WORK ORDER – Whenever a line of the records below contains the word "page", copy that line.

ENTRIES SHOWN –
--------------------------------

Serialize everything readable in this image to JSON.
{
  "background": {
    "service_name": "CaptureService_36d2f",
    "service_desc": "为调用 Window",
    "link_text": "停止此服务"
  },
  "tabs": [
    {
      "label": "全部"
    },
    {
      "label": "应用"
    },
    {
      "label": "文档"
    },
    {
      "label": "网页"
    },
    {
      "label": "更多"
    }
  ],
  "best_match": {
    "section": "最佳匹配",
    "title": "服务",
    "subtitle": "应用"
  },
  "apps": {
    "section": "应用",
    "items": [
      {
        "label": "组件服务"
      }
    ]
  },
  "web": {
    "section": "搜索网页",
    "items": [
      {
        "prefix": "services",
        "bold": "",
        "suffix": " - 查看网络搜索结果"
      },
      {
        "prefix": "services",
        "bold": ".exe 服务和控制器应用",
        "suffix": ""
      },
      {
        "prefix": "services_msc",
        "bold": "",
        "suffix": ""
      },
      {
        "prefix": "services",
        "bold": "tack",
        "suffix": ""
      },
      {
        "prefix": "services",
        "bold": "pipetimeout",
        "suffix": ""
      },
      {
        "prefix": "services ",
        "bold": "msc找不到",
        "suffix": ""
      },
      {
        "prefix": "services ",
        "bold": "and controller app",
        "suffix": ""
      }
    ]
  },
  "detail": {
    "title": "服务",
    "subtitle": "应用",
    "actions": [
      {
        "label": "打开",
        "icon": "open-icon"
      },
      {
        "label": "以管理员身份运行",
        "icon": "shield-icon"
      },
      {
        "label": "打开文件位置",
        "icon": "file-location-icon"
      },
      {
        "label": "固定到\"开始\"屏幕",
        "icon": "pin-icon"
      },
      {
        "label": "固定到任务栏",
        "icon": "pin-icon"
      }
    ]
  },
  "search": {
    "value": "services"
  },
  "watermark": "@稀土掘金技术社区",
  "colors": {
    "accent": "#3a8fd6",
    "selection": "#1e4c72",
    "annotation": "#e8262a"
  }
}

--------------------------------

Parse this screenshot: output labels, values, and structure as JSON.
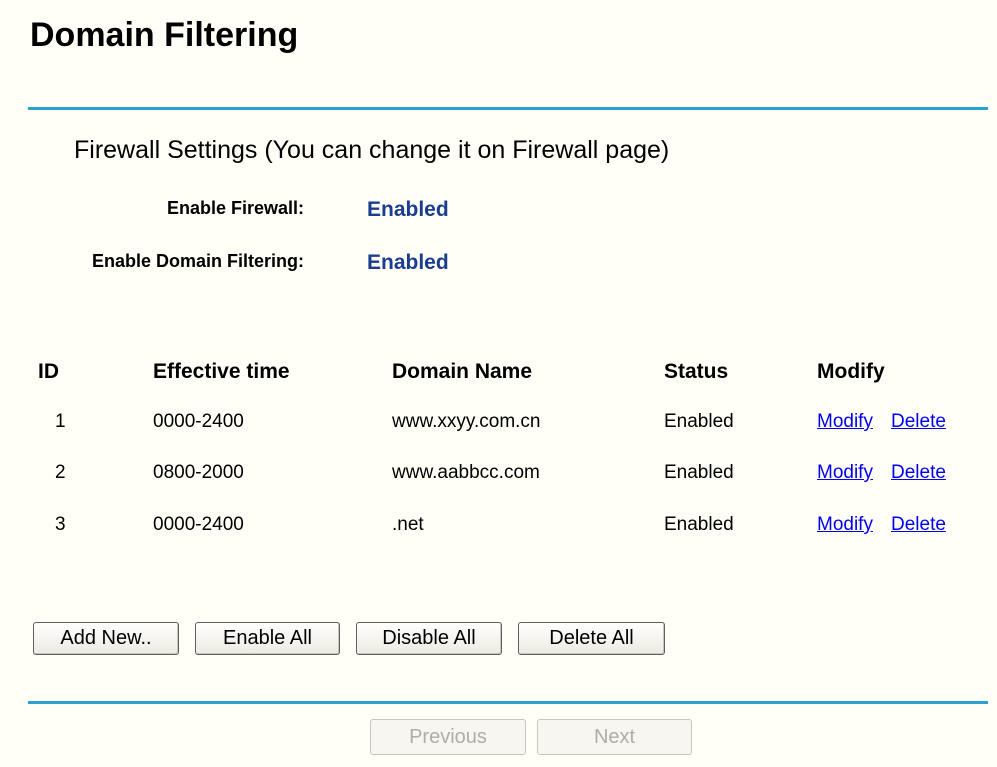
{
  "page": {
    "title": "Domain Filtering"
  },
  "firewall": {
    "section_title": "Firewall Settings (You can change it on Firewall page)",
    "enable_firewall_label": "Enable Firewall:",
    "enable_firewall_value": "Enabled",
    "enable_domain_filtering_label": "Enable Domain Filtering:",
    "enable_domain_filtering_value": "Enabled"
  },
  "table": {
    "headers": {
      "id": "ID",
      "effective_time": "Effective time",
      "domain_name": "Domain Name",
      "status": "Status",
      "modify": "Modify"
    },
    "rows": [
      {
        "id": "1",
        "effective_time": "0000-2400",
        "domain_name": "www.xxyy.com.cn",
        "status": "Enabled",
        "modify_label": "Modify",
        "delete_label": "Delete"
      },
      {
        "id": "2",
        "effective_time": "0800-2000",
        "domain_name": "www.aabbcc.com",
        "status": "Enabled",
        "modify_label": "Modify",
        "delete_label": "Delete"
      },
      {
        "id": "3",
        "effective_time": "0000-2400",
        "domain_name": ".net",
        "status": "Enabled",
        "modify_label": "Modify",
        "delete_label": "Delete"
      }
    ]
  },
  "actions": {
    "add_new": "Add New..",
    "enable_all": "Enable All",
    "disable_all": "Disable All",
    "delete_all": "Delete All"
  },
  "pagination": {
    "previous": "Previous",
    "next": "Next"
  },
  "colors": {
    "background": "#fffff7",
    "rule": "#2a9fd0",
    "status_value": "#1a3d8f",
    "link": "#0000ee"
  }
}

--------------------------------

ANSWER TO THIS TASK –
  "page": {
    "section_title": "Firewall Settings (You can change it on Firewall page)",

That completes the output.